We're all told about the importance of planning for retirement, but sometimes, we do it wrong. These mistakes in the course of your planning could leave you seriously cash-strapped once your senior years roll around.

1. Underestimating how much replacement income you'll need

During your working years, you get used to living on a certain salary. Once you retire, you'll probably live on less -- but how much less can you get away with?

A lot of people mistakenly think they'll get by on half of their former income, but your living costs may not drop all that drastically once your career comes to an end. Even if you manage to pay off your mortgage in time for retirement and are able to shrink your transportation costs by virtue of not having to commute, that still won't necessarily take you down to 50% of your former spending.

A better bet is to plan on needing roughly 70% to 80% of your former earnings once you retire. If you're willing to live an extremely frugal lifestyle, you may get away with less, but if you aim for that 70% to 80% replacement-income target, you'll be less likely to encounter financial difficulties during retirement.

Older man and woman on couch with laptop and documents in front of them

Image source: Getty Images.

2. Overestimating your Social Security benefits

Many people assume that once they retire, Social Security will pay them enough money to live on. But actually, the average recipient today collects a little more than $1,500 a month, which amount to $18,000 and change in annual income. Furthermore, because Social Security is facing a financial shortfall in the coming years, benefit cuts may be on the table, which would leave you with even less income to look forward to.
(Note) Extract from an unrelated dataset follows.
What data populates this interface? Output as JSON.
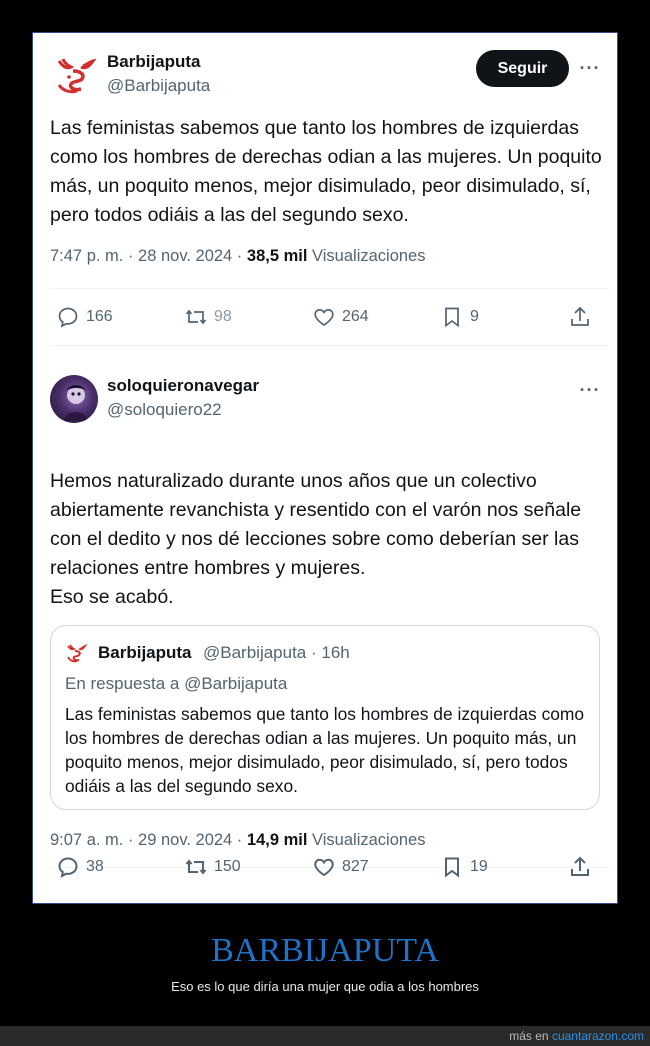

That's why it's so important to save for retirement on your own rather than look to Social Security as your primary income source. If you're already heading toward the tail end of your career and don't have much savings, start playing catch-up and plan on delaying retirement a bit. Otherwise, you might really end up in a cash crunch once you stop working.

3. Not reading up on healthcare costs

While some of your living costs may go down in retirement, healthcare is the one expense that's likely to go up, and having a good estimate of what you'll spend can help you plan and save accordingly. Of course, the amount you'll end up spending on medical care will hinge largely on your health and lifestyle, but as a general rule, the average healthy 65-year-old couple retiring this year can expect to spend $606,337 on healthcare during retirement, according to HealthView Services.

To be fair, there are lower estimates out there. Fidelity, for example, estimates that the typical 65-year-old couple retiring this year will only spend $295,000 on healthcare in retirement ("only" being a relative term). A good bet, therefore, may be to plan on spending somewhere in the middle and save for that expense appropriately.

In addition to padding your retirement savings to cover your future healthcare needs, see if you're eligible to contribute to a health savings account. Not everyone is, and to qualify, you must be enrolled in a high-deductible health insurance plan. But if your plan is compatible with a health savings account, you'll enjoy a number of tax benefits and have a dedicated source of medical-expense funds at the ready once you retire.

Plan wisely

Planning ahead for retirement is the responsible thing to do, but make sure you're doing it right. Avoid the above mistakes, and you'll be less likely to run into financial trouble once your time in the workforce comes to an end.